Citing that Pegasus spyware sold to foreign governments has been used to target government officials, journalists and others, the U.S. Commerce Department has blacklisted Israel’s NSO Group.
While NSO maintains it only sells its products to law enforcement and intelligence agencies, it has been accused of selling hacking tools to authoritarian regimes around the world.
Pegasus is capable of reading text messages, tracking calls, collecting passwords, location tracking, accessing the target device’s microphone and camera, and harvesting information from apps.
In India, the Pegasus spyware was used on ministers, opposition leaders, political strategists, journalists, activists, minority leaders, supreme court judges, religious leaders, Election commissioners ad CBI Officers as revealed by the Pegasus Project Out of a target list consisting of 50,000 phone numbers, which could have been targeted by the spyware 300 of these numbers are from India.

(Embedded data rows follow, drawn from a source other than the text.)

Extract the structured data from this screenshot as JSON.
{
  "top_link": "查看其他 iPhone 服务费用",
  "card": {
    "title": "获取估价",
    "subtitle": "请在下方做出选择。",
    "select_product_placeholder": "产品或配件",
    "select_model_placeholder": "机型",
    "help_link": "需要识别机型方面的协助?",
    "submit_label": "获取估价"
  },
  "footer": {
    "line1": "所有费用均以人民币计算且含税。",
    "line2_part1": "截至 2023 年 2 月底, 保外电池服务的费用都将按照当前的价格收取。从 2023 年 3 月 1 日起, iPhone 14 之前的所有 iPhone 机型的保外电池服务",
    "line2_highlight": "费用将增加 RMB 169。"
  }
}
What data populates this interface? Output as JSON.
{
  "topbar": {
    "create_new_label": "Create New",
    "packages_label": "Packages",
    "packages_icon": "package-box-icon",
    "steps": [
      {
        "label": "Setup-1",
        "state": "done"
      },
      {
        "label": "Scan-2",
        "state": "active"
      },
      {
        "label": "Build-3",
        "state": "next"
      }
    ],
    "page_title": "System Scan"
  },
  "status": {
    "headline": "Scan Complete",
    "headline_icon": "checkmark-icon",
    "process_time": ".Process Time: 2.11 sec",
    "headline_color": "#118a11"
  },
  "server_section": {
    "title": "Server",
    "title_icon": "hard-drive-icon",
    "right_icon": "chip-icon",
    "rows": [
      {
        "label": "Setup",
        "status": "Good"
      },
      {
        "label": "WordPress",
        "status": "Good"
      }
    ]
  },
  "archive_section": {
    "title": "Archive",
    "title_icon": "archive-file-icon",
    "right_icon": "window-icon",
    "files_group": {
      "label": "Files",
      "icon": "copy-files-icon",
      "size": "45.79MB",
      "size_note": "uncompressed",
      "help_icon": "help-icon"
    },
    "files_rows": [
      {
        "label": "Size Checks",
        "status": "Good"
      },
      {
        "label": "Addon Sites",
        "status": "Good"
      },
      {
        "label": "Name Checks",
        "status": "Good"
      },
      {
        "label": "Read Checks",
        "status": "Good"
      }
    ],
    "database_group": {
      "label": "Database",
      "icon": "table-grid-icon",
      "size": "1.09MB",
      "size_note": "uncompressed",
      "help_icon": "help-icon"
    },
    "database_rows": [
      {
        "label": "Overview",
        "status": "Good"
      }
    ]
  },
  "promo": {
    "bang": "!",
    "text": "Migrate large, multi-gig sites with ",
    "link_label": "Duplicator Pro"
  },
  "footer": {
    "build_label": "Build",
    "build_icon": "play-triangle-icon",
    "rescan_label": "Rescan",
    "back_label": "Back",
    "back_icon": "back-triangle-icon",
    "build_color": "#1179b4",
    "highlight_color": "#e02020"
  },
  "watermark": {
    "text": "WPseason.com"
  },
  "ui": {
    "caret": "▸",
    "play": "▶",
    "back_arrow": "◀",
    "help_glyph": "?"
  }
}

The Pegasus project was a collaborative investigative journalism initiative undertaken by 17 media organisations
The US administration imposed sanctions on Positive Technologies, a Russian cybersecurity firm and Computer Security Initiative Consultancy PTE. LTD, from Singapore as well.The Department said they trafficked in cyber tools used to gain unauthorized access to computer networks. Both the companies have denied any wrongdoing.
Exports to these firms from U.S counterparts will now be restricted. It will make it far harder for U.S. security researchers to sell them information about computer vulnerabilities. “We are not taking action against countries or governments where these entities are located,” said a spokesperson for the U.S. State Department. The Israeli defence ministry, which grants export licenses to NSO, declined to comment on the matter.
Since Pagasus is classified as cyber arms by the Israeli government, only national governments can purchase the spyware after the authorisation of the Israeli government. Opposition in India is demanding to know who in the Government ordered the purchase of this software. Setting aside Government’s argument about national security, Supreme Court has ordered an independent inquiry into whether the government used the surveillance software in India.